Now, as any beer drinker worth his weight in hops would, I go in for the smell. Now when the aroma of this particular brew first hits the nostrils, it becomes readily apparent to the drinker why the initials of this beer are P.U. It's like they threatened Pepe Le Pew before each new batch, to get that crisp skunky smell just right. Cause at Pilsner Urquell they raise and frighten only the finest skunks to in all of Eastern Europe. Well, I won't lie, too often that is, but the smell did not have me that ecstatic about goin' in for the taste. But I did, for you, my loyal reader.

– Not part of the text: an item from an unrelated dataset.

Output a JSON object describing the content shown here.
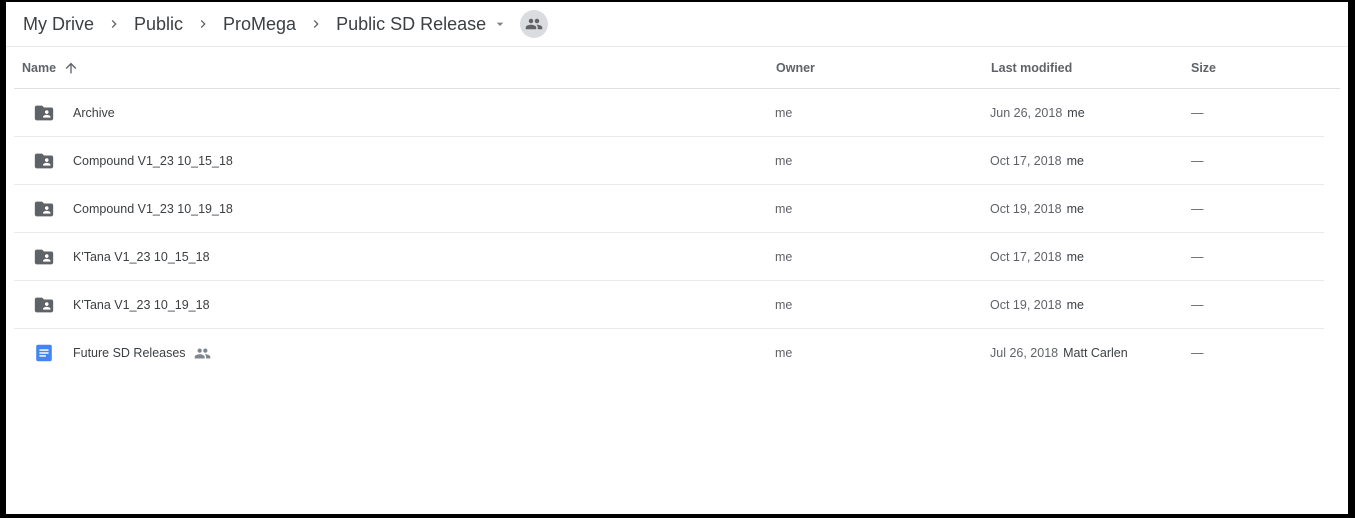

Surprisingly the skunkiness was not as prevalent in the taste as it was the smell, and my mouth couldn't have been happier! Well, I mean it could've been happier, if I was drinking, say, Anchor Liberty Ale or any other beer I enjoy, but you get the pitcher. It had that hint of bitterness you'd expect, with a hint of I believe, hydrogen and oxygen. But the hydrogenity seemed like it may have been about twice as much as the oxygenacity in there. Yes, definitely two hydrogens for every oxygen or so. It almost feels like you're being hydrated? The taste was fairly bland, but the "P to the U" does have some subtle malty undertones, and will prick your tongue as it passes through, but overall it does not have a strong taste about it. It won't stand out in a crowd, if you know what I'm saying.

So, is it drinkable? Sure. Would I go out of my way to track down more for my private stock? Probably not. I mean although it is the original pilsner, I don't think it has any other beers in "Czech", as it were. I would rate this okay to drink if you are surrounded by skunks and need to make them think you are one of their own. Or I guess if you are surrounded by "Czechs" and need to make them think you are one of their own. Either way. Now, it's off to find out what exactly is Yugoslavian for alcoholic water.

Bottoms Up
Willie 3:16